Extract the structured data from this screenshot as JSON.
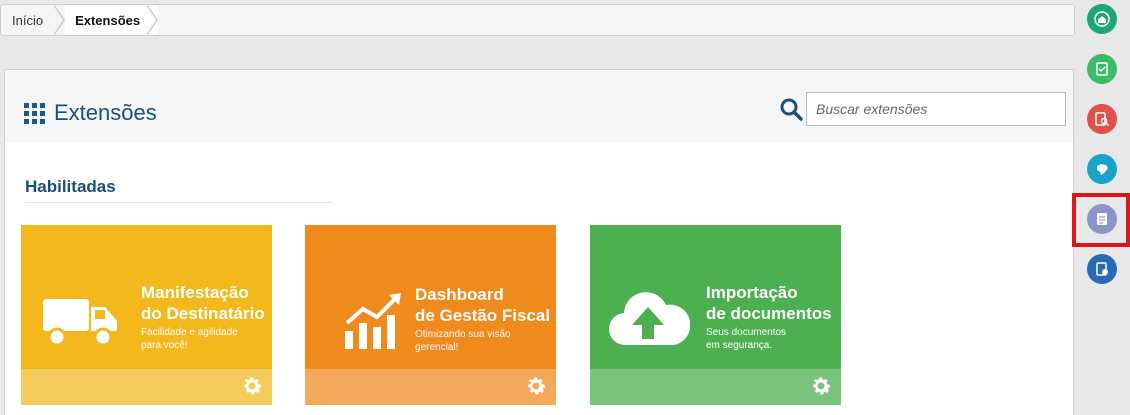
{
  "breadcrumb": {
    "home": "Início",
    "current": "Extensões"
  },
  "header": {
    "title": "Extensões",
    "search_placeholder": "Buscar extensões"
  },
  "section": {
    "title": "Habilitadas"
  },
  "cards": [
    {
      "title": "Manifestação\ndo Destinatário",
      "subtitle": "Facilidade e agilidade\npara você!",
      "color": "#f2b81c",
      "footer_color": "#f5cb5c"
    },
    {
      "title": "Dashboard\nde Gestão Fiscal",
      "subtitle": "Otimizando sua visão\ngerencial!",
      "color": "#f08a1c",
      "footer_color": "#f4a85a"
    },
    {
      "title": "Importação\nde documentos",
      "subtitle": "Seus documentos\nem segurança.",
      "color": "#4caf50",
      "footer_color": "#79c47c"
    }
  ],
  "rail": {
    "icons": [
      "home-icon",
      "document-check-icon",
      "document-search-icon",
      "brazil-map-icon",
      "document-list-icon",
      "document-settings-icon"
    ],
    "colors": [
      "#1ea57a",
      "#3dbb6b",
      "#e0514a",
      "#1aa3c9",
      "#8c95c7",
      "#2a6ab3"
    ]
  }
}
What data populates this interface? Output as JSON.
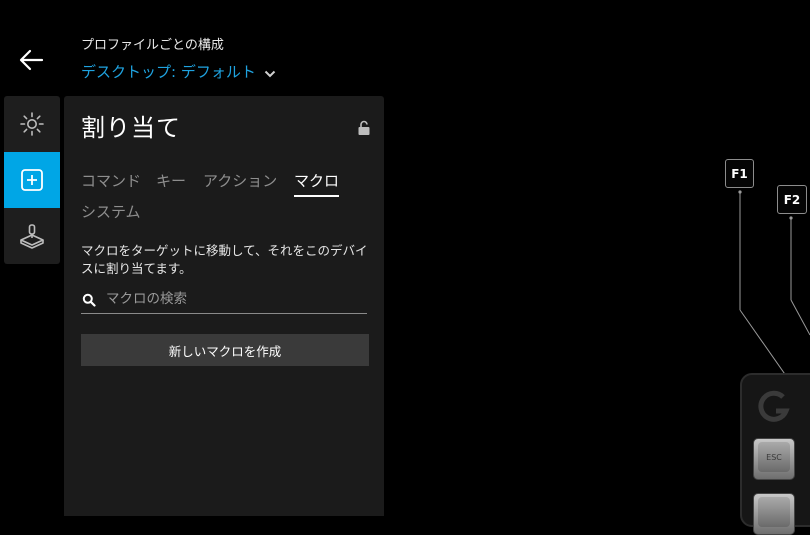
{
  "header": {
    "caption": "プロファイルごとの構成",
    "profile_name": "デスクトップ: デフォルト"
  },
  "nav": {
    "items": [
      {
        "name": "lighting",
        "icon": "sun-icon",
        "active": false
      },
      {
        "name": "assignments",
        "icon": "plus-square-icon",
        "active": true
      },
      {
        "name": "game-mode",
        "icon": "joystick-icon",
        "active": false
      }
    ]
  },
  "panel": {
    "title": "割り当て",
    "tabs": [
      {
        "label": "コマンド",
        "active": false
      },
      {
        "label": "キー",
        "active": false
      },
      {
        "label": "アクション",
        "active": false
      },
      {
        "label": "マクロ",
        "active": true
      },
      {
        "label": "システム",
        "active": false
      }
    ],
    "description": "マクロをターゲットに移動して、それをこのデバイスに割り当てます。",
    "search_placeholder": "マクロの検索",
    "new_macro_label": "新しいマクロを作成"
  },
  "keyboard": {
    "fkeys": [
      "F1",
      "F2"
    ],
    "esc_label": "ESC"
  },
  "colors": {
    "accent": "#00a6e6",
    "profile_link": "#1fa3e0",
    "panel_bg": "#1b1b1b"
  }
}
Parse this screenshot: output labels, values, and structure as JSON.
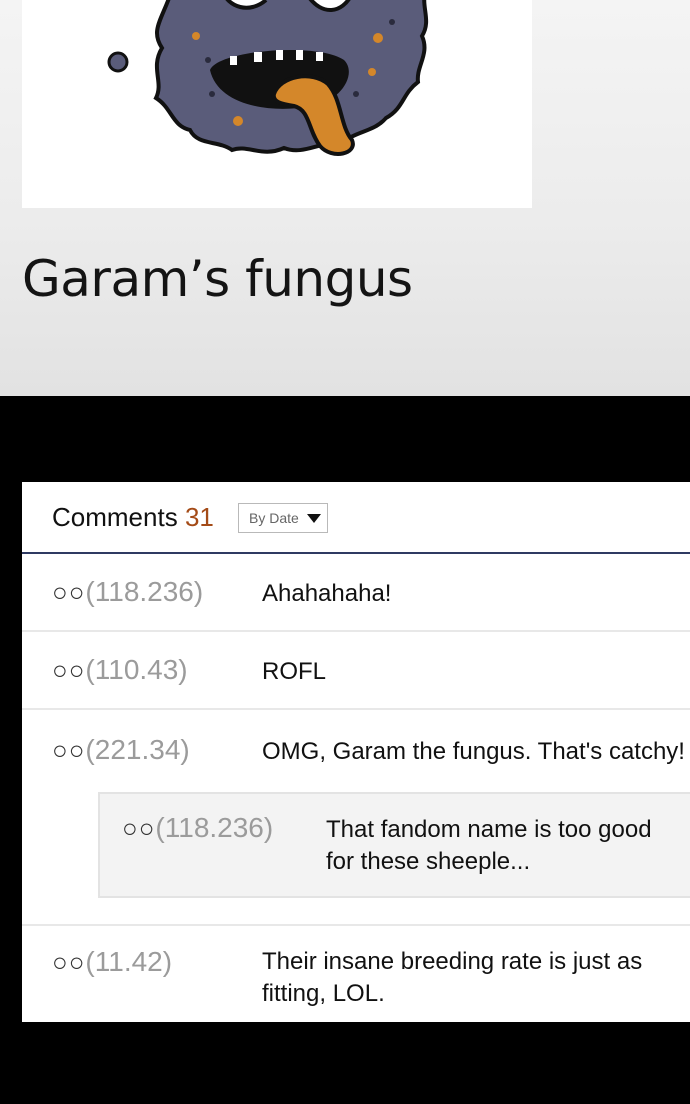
{
  "caption": "Garam’s fungus",
  "comments": {
    "title": "Comments",
    "count": "31",
    "sort_label": "By Date",
    "items": [
      {
        "circles": "○○",
        "author": "(118.236)",
        "text": "Ahahahaha!"
      },
      {
        "circles": "○○",
        "author": "(110.43)",
        "text": "ROFL"
      },
      {
        "circles": "○○",
        "author": "(221.34)",
        "text": "OMG, Garam the fungus. That's catchy!"
      },
      {
        "circles": "○○",
        "author": "(11.42)",
        "text": "Their insane breeding rate is just as fitting, LOL."
      }
    ],
    "reply": {
      "circles": "○○",
      "author": "(118.236)",
      "text": "That fandom name is too good for these sheeple..."
    }
  },
  "colors": {
    "count": "#a44b17",
    "divider": "#2f3a62",
    "fungus_body": "#5a5c7a",
    "tongue": "#d4872a"
  }
}
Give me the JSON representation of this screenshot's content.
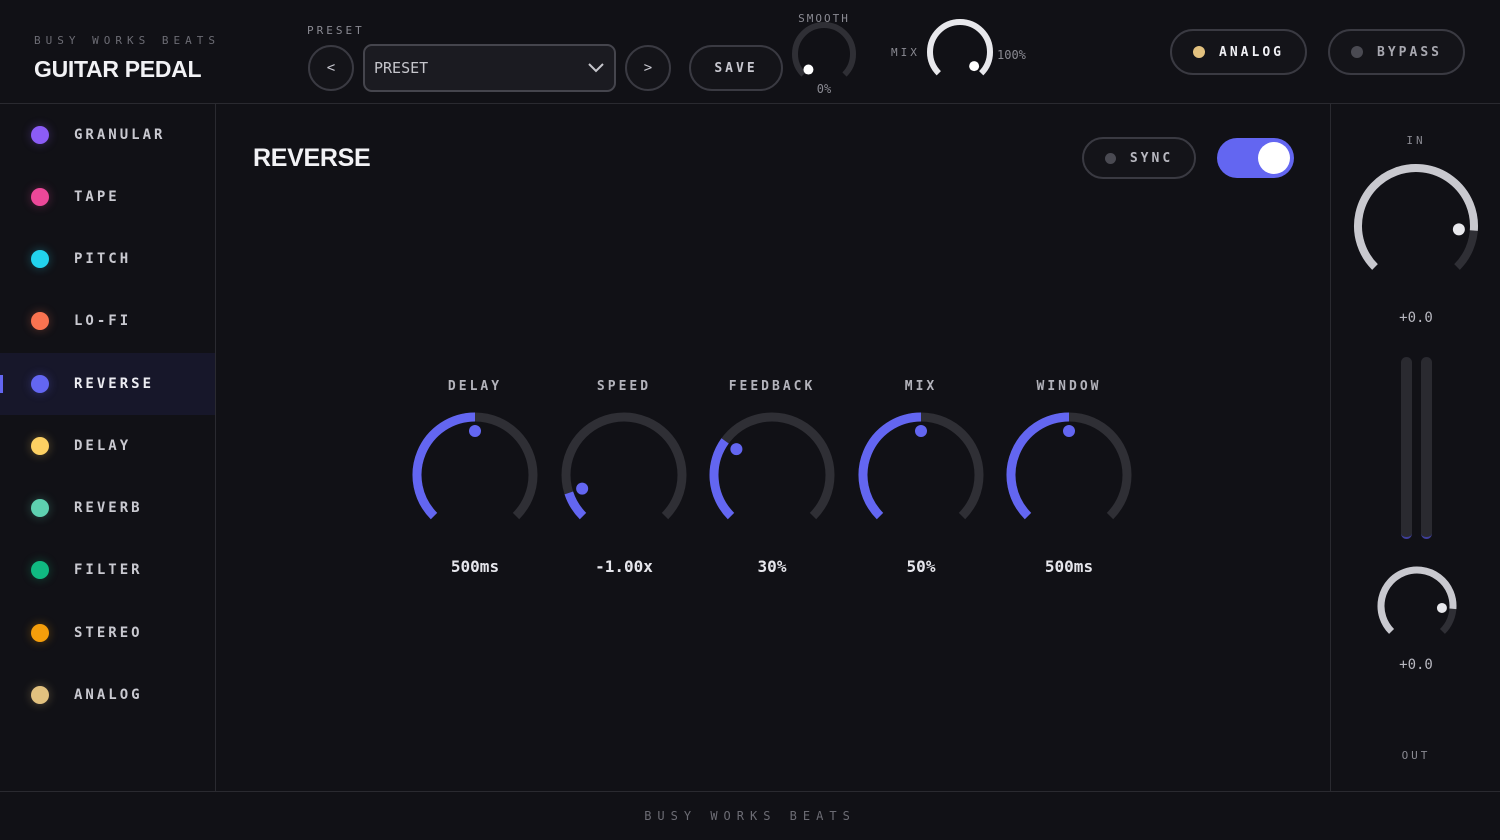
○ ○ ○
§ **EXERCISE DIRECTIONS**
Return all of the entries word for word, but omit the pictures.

§ **RESPONSE**
Extract the structured data from this screenshot as JSON.
{
  "breadcrumb": {
    "home": "Início",
    "current": "Extensões"
  },
  "header": {
    "title": "Extensões",
    "search_placeholder": "Buscar extensões"
  },
  "section": {
    "title": "Habilitadas"
  },
  "cards": [
    {
      "title": "Manifestação\ndo Destinatário",
      "subtitle": "Facilidade e agilidade\npara você!",
      "color": "#f2b81c",
      "footer_color": "#f5cb5c"
    },
    {
      "title": "Dashboard\nde Gestão Fiscal",
      "subtitle": "Otimizando sua visão\ngerencial!",
      "color": "#f08a1c",
      "footer_color": "#f4a85a"
    },
    {
      "title": "Importação\nde documentos",
      "subtitle": "Seus documentos\nem segurança.",
      "color": "#4caf50",
      "footer_color": "#79c47c"
    }
  ],
  "rail": {
    "icons": [
      "home-icon",
      "document-check-icon",
      "document-search-icon",
      "brazil-map-icon",
      "document-list-icon",
      "document-settings-icon"
    ],
    "colors": [
      "#1ea57a",
      "#3dbb6b",
      "#e0514a",
      "#1aa3c9",
      "#8c95c7",
      "#2a6ab3"
    ]
  }
}
What data populates this interface? Output as JSON.
{
  "header": {
    "caption": "プロファイルごとの構成",
    "profile_name": "デスクトップ: デフォルト"
  },
  "nav": {
    "items": [
      {
        "name": "lighting",
        "icon": "sun-icon",
        "active": false
      },
      {
        "name": "assignments",
        "icon": "plus-square-icon",
        "active": true
      },
      {
        "name": "game-mode",
        "icon": "joystick-icon",
        "active": false
      }
    ]
  },
  "panel": {
    "title": "割り当て",
    "tabs": [
      {
        "label": "コマンド",
        "active": false
      },
      {
        "label": "キー",
        "active": false
      },
      {
        "label": "アクション",
        "active": false
      },
      {
        "label": "マクロ",
        "active": true
      },
      {
        "label": "システム",
        "active": false
      }
    ],
    "description": "マクロをターゲットに移動して、それをこのデバイスに割り当てます。",
    "search_placeholder": "マクロの検索",
    "new_macro_label": "新しいマクロを作成"
  },
  "keyboard": {
    "fkeys": [
      "F1",
      "F2"
    ],
    "esc_label": "ESC"
  },
  "colors": {
    "accent": "#00a6e6",
    "profile_link": "#1fa3e0",
    "panel_bg": "#1b1b1b"
  }
}
Parse this screenshot: output labels, values, and structure as JSON.
{
  "caption": "Garam’s fungus",
  "comments": {
    "title": "Comments",
    "count": "31",
    "sort_label": "By Date",
    "items": [
      {
        "circles": "○○",
        "author": "(118.236)",
        "text": "Ahahahaha!"
      },
      {
        "circles": "○○",
        "author": "(110.43)",
        "text": "ROFL"
      },
      {
        "circles": "○○",
        "author": "(221.34)",
        "text": "OMG, Garam the fungus. That's catchy!"
      },
      {
        "circles": "○○",
        "author": "(11.42)",
        "text": "Their insane breeding rate is just as fitting, LOL."
      }
    ],
    "reply": {
      "circles": "○○",
      "author": "(118.236)",
      "text": "That fandom name is too good for these sheeple..."
    }
  },
  "colors": {
    "count": "#a44b17",
    "divider": "#2f3a62",
    "fungus_body": "#5a5c7a",
    "tongue": "#d4872a"
  }
}
Give me the JSON representation of this screenshot's content.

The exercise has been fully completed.